Non-compete clauses are individual to each property and may include some of the following aspects:
- Those brands that will be included in the exclusion clause
- The term of the exclusion period
- The geographical area (either radius around the hotel or the whole city)
Hotel management agreements may include a clause providing each party the opportunity to terminate the agreement. We focus on two of these: termination on sale and buyout clause.
Termination on sale provides the owner the opportunity to release the investment and sell the hotel. This clause is usually negotiated by the owner to provide more flexibility in the future.
Buyout clause allows the owner to sever the agreement by compensating the management company based usually on a multiple of average annual fees earned.
Both of the above mentioned clauses are almost never exercised in Russia and CIS. Normally the hotel operator cannot be “disturbed” or bought out during the entire term of the agreement.
Today’s interest in the hotel markets of Russia and the CIS from the management companies enables owners to choose from a large variety of operators. Owners should retain professional hospitality consulting companies to assist in management agreements negotiations, to achieve the most desirable terms.
The management agreement factors mentioned in this article only cover some of the major aspects of the contract. These documents are complex legal documents that should be carefully addressed with assistance of legal advisors.
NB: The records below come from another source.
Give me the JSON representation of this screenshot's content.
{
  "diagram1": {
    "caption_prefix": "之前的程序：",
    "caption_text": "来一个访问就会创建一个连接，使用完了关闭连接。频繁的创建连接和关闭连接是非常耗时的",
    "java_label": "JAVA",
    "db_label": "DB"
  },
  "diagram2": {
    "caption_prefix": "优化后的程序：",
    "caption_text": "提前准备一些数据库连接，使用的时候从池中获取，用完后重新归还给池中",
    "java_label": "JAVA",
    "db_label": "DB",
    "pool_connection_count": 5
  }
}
All values mentioned in the article are aggregated averages for Russia and the CIS. Actual contract terms depend on the individual hotel projects and negotiations.
For more information, questions and comments please contact Alexey Korobkin at firstname.lastname@example.org.